___ DATA PROVIDED
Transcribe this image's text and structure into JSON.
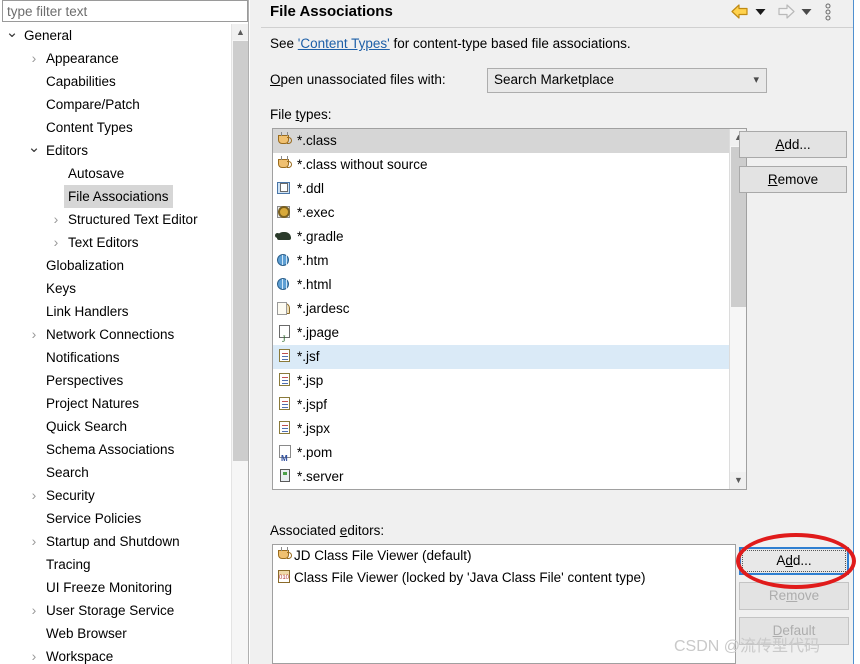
{
  "filter": {
    "placeholder": "type filter text",
    "value": ""
  },
  "tree": {
    "items": [
      {
        "label": "General",
        "indent": 0,
        "twisty": "down",
        "selected": false
      },
      {
        "label": "Appearance",
        "indent": 1,
        "twisty": "right",
        "selected": false
      },
      {
        "label": "Capabilities",
        "indent": 1,
        "twisty": "none",
        "selected": false
      },
      {
        "label": "Compare/Patch",
        "indent": 1,
        "twisty": "none",
        "selected": false
      },
      {
        "label": "Content Types",
        "indent": 1,
        "twisty": "none",
        "selected": false
      },
      {
        "label": "Editors",
        "indent": 1,
        "twisty": "down",
        "selected": false
      },
      {
        "label": "Autosave",
        "indent": 2,
        "twisty": "none",
        "selected": false
      },
      {
        "label": "File Associations",
        "indent": 2,
        "twisty": "none",
        "selected": true
      },
      {
        "label": "Structured Text Editor",
        "indent": 2,
        "twisty": "right",
        "selected": false
      },
      {
        "label": "Text Editors",
        "indent": 2,
        "twisty": "right",
        "selected": false
      },
      {
        "label": "Globalization",
        "indent": 1,
        "twisty": "none",
        "selected": false
      },
      {
        "label": "Keys",
        "indent": 1,
        "twisty": "none",
        "selected": false
      },
      {
        "label": "Link Handlers",
        "indent": 1,
        "twisty": "none",
        "selected": false
      },
      {
        "label": "Network Connections",
        "indent": 1,
        "twisty": "right",
        "selected": false
      },
      {
        "label": "Notifications",
        "indent": 1,
        "twisty": "none",
        "selected": false
      },
      {
        "label": "Perspectives",
        "indent": 1,
        "twisty": "none",
        "selected": false
      },
      {
        "label": "Project Natures",
        "indent": 1,
        "twisty": "none",
        "selected": false
      },
      {
        "label": "Quick Search",
        "indent": 1,
        "twisty": "none",
        "selected": false
      },
      {
        "label": "Schema Associations",
        "indent": 1,
        "twisty": "none",
        "selected": false
      },
      {
        "label": "Search",
        "indent": 1,
        "twisty": "none",
        "selected": false
      },
      {
        "label": "Security",
        "indent": 1,
        "twisty": "right",
        "selected": false
      },
      {
        "label": "Service Policies",
        "indent": 1,
        "twisty": "none",
        "selected": false
      },
      {
        "label": "Startup and Shutdown",
        "indent": 1,
        "twisty": "right",
        "selected": false
      },
      {
        "label": "Tracing",
        "indent": 1,
        "twisty": "none",
        "selected": false
      },
      {
        "label": "UI Freeze Monitoring",
        "indent": 1,
        "twisty": "none",
        "selected": false
      },
      {
        "label": "User Storage Service",
        "indent": 1,
        "twisty": "right",
        "selected": false
      },
      {
        "label": "Web Browser",
        "indent": 1,
        "twisty": "none",
        "selected": false
      },
      {
        "label": "Workspace",
        "indent": 1,
        "twisty": "right",
        "selected": false
      }
    ]
  },
  "header": {
    "title": "File Associations",
    "back_icon": "back-arrow-icon",
    "back_dropdown_icon": "chevron-down-icon",
    "forward_icon": "forward-arrow-icon",
    "forward_dropdown_icon": "chevron-down-icon",
    "menu_icon": "vertical-dots-icon"
  },
  "description": {
    "prefix": "See ",
    "link": "'Content Types'",
    "suffix": " for content-type based file associations."
  },
  "open_with": {
    "label_mnemonic": "O",
    "label_rest": "pen unassociated files with:",
    "selected": "Search Marketplace",
    "chevron": "chevron-down-icon"
  },
  "file_types": {
    "label_prefix": "File ",
    "label_mnemonic": "t",
    "label_rest": "ypes:",
    "rows": [
      {
        "text": "*.class",
        "icon": "java-cup-icon",
        "state": "selected-gray"
      },
      {
        "text": "*.class without source",
        "icon": "java-cup-icon",
        "state": "normal"
      },
      {
        "text": "*.ddl",
        "icon": "ddl-book-icon",
        "state": "normal"
      },
      {
        "text": "*.exec",
        "icon": "gears-icon",
        "state": "normal"
      },
      {
        "text": "*.gradle",
        "icon": "elephant-icon",
        "state": "normal"
      },
      {
        "text": "*.htm",
        "icon": "globe-icon",
        "state": "normal"
      },
      {
        "text": "*.html",
        "icon": "globe-icon",
        "state": "normal"
      },
      {
        "text": "*.jardesc",
        "icon": "jar-icon",
        "state": "normal"
      },
      {
        "text": "*.jpage",
        "icon": "jpage-icon",
        "state": "normal"
      },
      {
        "text": "*.jsf",
        "icon": "jsp-doc-icon",
        "state": "selected-blue"
      },
      {
        "text": "*.jsp",
        "icon": "jsp-doc-icon",
        "state": "normal"
      },
      {
        "text": "*.jspf",
        "icon": "jsp-doc-icon",
        "state": "normal"
      },
      {
        "text": "*.jspx",
        "icon": "jsp-doc-icon",
        "state": "normal"
      },
      {
        "text": "*.pom",
        "icon": "maven-pom-icon",
        "state": "normal"
      },
      {
        "text": "*.server",
        "icon": "server-icon",
        "state": "normal"
      }
    ],
    "scrollbar": {
      "up_icon": "scroll-up-icon",
      "down_icon": "scroll-down-icon"
    }
  },
  "file_type_buttons": {
    "add_mnemonic": "A",
    "add_rest": "dd...",
    "remove_mnemonic": "R",
    "remove_rest": "emove"
  },
  "associated_editors": {
    "label_prefix": "Associated ",
    "label_mnemonic": "e",
    "label_rest": "ditors:",
    "rows": [
      {
        "text": "JD Class File Viewer (default)",
        "icon": "java-cup-icon"
      },
      {
        "text": "Class File Viewer (locked by 'Java Class File' content type)",
        "icon": "class-binary-icon"
      }
    ]
  },
  "editor_buttons": {
    "add_prefix": "A",
    "add_mnemonic": "d",
    "add_rest": "d...",
    "add_state": "focused",
    "remove_prefix": "Re",
    "remove_mnemonic": "m",
    "remove_rest": "ove",
    "remove_state": "disabled",
    "default_prefix": "",
    "default_mnemonic": "D",
    "default_rest": "efault",
    "default_state": "disabled"
  },
  "annotation": {
    "shape": "red-ellipse",
    "color": "#e01b1b",
    "target": "add-editor-button"
  },
  "watermark": {
    "text": "CSDN @流传型代码",
    "color": "#c9c9c9"
  },
  "colors": {
    "selection_gray": "#d6d6d6",
    "selection_blue": "#daeaf7",
    "link_blue": "#1d5fa8",
    "focus_blue": "#2f7fd1",
    "panel_bg": "#f0f0f0",
    "annotation_red": "#e01b1b"
  }
}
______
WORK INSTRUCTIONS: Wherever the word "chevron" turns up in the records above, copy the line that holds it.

REPLY:
    "back_dropdown_icon": "chevron-down-icon",
    "forward_dropdown_icon": "chevron-down-icon",
    "chevron": "chevron-down-icon"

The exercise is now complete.